ASSIGNMENT —
Below are several records. Retype exactly those lines running from the one with "Extract the structured" through the one with "Give me the", end lines included, and no others.
(Beginning of SOURCE MATERIAL)
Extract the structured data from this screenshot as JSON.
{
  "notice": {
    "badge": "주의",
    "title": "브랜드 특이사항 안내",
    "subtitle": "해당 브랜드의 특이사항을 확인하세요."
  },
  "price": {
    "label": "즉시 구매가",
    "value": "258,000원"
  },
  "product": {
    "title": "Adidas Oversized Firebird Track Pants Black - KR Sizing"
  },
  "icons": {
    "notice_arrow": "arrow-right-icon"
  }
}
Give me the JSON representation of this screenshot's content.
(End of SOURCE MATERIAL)
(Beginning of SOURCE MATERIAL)
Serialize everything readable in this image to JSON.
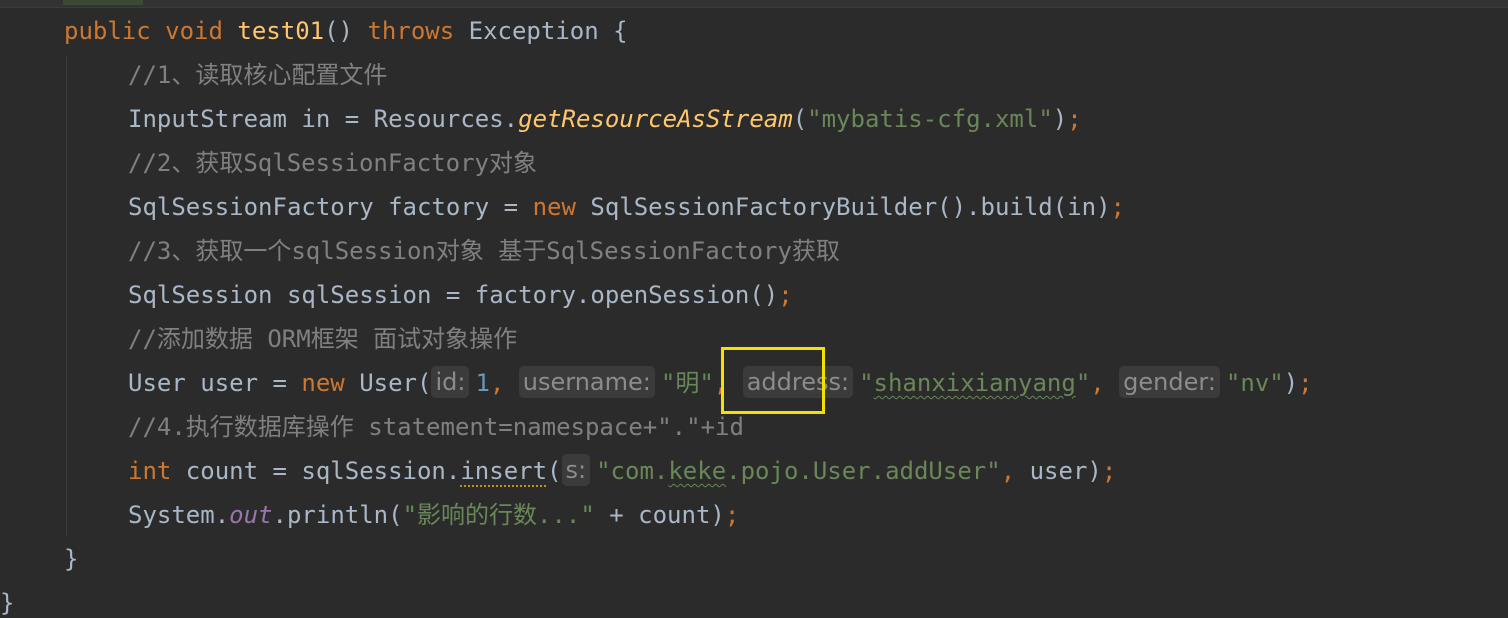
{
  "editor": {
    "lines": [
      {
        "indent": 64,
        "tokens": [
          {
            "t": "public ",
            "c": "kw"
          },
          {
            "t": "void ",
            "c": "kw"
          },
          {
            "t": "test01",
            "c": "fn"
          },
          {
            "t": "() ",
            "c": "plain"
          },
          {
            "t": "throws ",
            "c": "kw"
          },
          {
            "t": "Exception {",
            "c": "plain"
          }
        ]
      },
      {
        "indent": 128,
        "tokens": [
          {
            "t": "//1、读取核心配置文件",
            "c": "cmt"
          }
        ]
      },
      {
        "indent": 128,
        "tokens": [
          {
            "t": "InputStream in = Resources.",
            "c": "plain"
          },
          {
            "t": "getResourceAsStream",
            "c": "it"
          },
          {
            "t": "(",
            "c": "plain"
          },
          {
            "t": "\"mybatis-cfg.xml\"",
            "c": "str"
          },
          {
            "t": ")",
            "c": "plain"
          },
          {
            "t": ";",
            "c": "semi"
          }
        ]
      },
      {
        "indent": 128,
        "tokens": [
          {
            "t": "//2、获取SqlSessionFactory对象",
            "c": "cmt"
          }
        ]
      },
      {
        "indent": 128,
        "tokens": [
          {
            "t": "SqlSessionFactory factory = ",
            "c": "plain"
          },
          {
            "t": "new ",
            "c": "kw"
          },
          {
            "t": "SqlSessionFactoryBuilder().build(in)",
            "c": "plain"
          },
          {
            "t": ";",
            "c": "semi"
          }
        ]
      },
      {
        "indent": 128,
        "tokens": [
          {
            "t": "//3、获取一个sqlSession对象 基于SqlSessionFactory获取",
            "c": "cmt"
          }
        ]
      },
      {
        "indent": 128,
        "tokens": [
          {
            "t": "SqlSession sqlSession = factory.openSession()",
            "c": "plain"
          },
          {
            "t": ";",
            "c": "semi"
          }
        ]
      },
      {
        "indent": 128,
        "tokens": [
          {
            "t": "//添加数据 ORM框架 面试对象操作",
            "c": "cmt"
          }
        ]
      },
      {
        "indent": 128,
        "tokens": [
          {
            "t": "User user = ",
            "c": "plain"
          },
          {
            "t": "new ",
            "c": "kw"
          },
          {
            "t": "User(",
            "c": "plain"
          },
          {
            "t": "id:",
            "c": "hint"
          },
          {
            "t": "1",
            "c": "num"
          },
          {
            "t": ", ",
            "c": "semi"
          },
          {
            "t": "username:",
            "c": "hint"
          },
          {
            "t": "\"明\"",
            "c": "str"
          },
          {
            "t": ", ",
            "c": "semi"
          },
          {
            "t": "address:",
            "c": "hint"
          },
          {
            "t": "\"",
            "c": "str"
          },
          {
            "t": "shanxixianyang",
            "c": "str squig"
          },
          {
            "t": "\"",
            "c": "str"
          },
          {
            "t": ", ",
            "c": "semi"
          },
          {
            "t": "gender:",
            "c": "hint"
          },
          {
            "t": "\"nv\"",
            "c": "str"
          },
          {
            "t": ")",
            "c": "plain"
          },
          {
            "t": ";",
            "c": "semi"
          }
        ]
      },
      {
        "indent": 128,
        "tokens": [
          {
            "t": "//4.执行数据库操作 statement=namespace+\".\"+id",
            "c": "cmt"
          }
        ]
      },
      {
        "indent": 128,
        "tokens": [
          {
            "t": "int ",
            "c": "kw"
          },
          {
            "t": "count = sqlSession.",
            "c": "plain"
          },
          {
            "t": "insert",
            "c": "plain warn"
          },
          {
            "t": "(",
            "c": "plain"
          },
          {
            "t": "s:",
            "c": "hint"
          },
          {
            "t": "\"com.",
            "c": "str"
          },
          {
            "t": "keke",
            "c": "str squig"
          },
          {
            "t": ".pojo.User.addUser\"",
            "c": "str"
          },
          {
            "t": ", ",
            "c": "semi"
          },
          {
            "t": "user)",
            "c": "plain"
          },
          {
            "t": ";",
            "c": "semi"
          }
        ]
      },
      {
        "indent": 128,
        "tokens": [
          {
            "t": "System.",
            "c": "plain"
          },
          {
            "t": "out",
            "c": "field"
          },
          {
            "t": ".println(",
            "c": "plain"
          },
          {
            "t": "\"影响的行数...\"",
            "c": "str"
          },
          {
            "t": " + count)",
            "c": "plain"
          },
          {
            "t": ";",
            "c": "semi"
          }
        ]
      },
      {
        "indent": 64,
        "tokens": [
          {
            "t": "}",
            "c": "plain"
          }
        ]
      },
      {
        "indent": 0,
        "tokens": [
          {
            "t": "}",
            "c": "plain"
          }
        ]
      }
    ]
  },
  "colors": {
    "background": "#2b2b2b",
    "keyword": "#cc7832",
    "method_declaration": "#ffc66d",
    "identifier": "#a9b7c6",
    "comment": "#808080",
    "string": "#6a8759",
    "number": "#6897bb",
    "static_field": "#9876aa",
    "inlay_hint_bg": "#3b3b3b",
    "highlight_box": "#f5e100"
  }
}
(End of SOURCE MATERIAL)
ANSWER —
Extract the structured data from this screenshot as JSON.
{
  "notice": {
    "badge": "주의",
    "title": "브랜드 특이사항 안내",
    "subtitle": "해당 브랜드의 특이사항을 확인하세요."
  },
  "price": {
    "label": "즉시 구매가",
    "value": "258,000원"
  },
  "product": {
    "title": "Adidas Oversized Firebird Track Pants Black - KR Sizing"
  },
  "icons": {
    "notice_arrow": "arrow-right-icon"
  }
}
Give me the JSON representation of this screenshot's content.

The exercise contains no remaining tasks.